[Interface dataset entries]
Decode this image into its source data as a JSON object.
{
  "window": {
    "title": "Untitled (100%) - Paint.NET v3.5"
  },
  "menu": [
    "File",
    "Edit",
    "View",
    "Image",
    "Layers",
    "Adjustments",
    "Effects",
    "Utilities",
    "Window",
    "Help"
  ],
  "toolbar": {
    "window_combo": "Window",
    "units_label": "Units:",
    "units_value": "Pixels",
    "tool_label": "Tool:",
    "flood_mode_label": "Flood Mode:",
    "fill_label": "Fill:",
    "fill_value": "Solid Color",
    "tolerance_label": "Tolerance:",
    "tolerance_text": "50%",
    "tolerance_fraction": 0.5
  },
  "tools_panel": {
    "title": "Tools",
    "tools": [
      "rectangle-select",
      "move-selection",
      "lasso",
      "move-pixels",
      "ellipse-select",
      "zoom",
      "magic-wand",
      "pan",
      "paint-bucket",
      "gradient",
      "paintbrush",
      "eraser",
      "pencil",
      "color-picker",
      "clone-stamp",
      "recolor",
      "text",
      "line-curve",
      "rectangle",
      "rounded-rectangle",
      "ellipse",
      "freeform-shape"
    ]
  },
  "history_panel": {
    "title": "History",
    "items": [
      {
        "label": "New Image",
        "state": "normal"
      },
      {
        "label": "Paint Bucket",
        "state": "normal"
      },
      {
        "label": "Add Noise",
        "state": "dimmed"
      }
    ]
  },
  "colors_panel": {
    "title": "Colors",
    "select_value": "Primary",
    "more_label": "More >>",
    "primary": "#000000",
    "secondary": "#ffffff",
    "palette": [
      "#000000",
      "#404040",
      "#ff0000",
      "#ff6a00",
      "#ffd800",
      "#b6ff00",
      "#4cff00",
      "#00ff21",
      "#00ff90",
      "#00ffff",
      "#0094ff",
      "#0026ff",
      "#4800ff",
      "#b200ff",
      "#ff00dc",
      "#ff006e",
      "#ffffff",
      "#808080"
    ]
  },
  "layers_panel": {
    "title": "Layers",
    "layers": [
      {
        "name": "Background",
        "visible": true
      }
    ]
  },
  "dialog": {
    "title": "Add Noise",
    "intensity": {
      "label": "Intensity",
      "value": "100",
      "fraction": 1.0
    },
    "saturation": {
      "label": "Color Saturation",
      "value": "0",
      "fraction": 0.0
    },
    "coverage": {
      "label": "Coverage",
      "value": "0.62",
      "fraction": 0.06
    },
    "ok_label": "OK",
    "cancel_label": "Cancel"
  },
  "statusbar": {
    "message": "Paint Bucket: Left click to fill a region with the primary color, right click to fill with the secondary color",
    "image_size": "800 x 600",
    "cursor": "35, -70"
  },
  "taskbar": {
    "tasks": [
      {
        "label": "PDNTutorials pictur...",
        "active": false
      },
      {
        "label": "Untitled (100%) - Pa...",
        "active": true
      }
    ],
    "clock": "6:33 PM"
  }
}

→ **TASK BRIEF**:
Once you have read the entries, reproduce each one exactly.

→ **RESULT**:
Decode this image into its source data as a JSON object.
{
  "window": {
    "title": "Untitled (100%) - Paint.NET v3.5"
  },
  "menu": [
    "File",
    "Edit",
    "View",
    "Image",
    "Layers",
    "Adjustments",
    "Effects",
    "Utilities",
    "Window",
    "Help"
  ],
  "toolbar": {
    "window_combo": "Window",
    "units_label": "Units:",
    "units_value": "Pixels",
    "tool_label": "Tool:",
    "flood_mode_label": "Flood Mode:",
    "fill_label": "Fill:",
    "fill_value": "Solid Color",
    "tolerance_label": "Tolerance:",
    "tolerance_text": "50%",
    "tolerance_fraction": 0.5
  },
  "tools_panel": {
    "title": "Tools",
    "tools": [
      "rectangle-select",
      "move-selection",
      "lasso",
      "move-pixels",
      "ellipse-select",
      "zoom",
      "magic-wand",
      "pan",
      "paint-bucket",
      "gradient",
      "paintbrush",
      "eraser",
      "pencil",
      "color-picker",
      "clone-stamp",
      "recolor",
      "text",
      "line-curve",
      "rectangle",
      "rounded-rectangle",
      "ellipse",
      "freeform-shape"
    ]
  },
  "history_panel": {
    "title": "History",
    "items": [
      {
        "label": "New Image",
        "state": "normal"
      },
      {
        "label": "Paint Bucket",
        "state": "normal"
      },
      {
        "label": "Add Noise",
        "state": "dimmed"
      }
    ]
  },
  "colors_panel": {
    "title": "Colors",
    "select_value": "Primary",
    "more_label": "More >>",
    "primary": "#000000",
    "secondary": "#ffffff",
    "palette": [
      "#000000",
      "#404040",
      "#ff0000",
      "#ff6a00",
      "#ffd800",
      "#b6ff00",
      "#4cff00",
      "#00ff21",
      "#00ff90",
      "#00ffff",
      "#0094ff",
      "#0026ff",
      "#4800ff",
      "#b200ff",
      "#ff00dc",
      "#ff006e",
      "#ffffff",
      "#808080"
    ]
  },
  "layers_panel": {
    "title": "Layers",
    "layers": [
      {
        "name": "Background",
        "visible": true
      }
    ]
  },
  "dialog": {
    "title": "Add Noise",
    "intensity": {
      "label": "Intensity",
      "value": "100",
      "fraction": 1.0
    },
    "saturation": {
      "label": "Color Saturation",
      "value": "0",
      "fraction": 0.0
    },
    "coverage": {
      "label": "Coverage",
      "value": "0.62",
      "fraction": 0.06
    },
    "ok_label": "OK",
    "cancel_label": "Cancel"
  },
  "statusbar": {
    "message": "Paint Bucket: Left click to fill a region with the primary color, right click to fill with the secondary color",
    "image_size": "800 x 600",
    "cursor": "35, -70"
  },
  "taskbar": {
    "tasks": [
      {
        "label": "PDNTutorials pictur...",
        "active": false
      },
      {
        "label": "Untitled (100%) - Pa...",
        "active": true
      }
    ],
    "clock": "6:33 PM"
  }
}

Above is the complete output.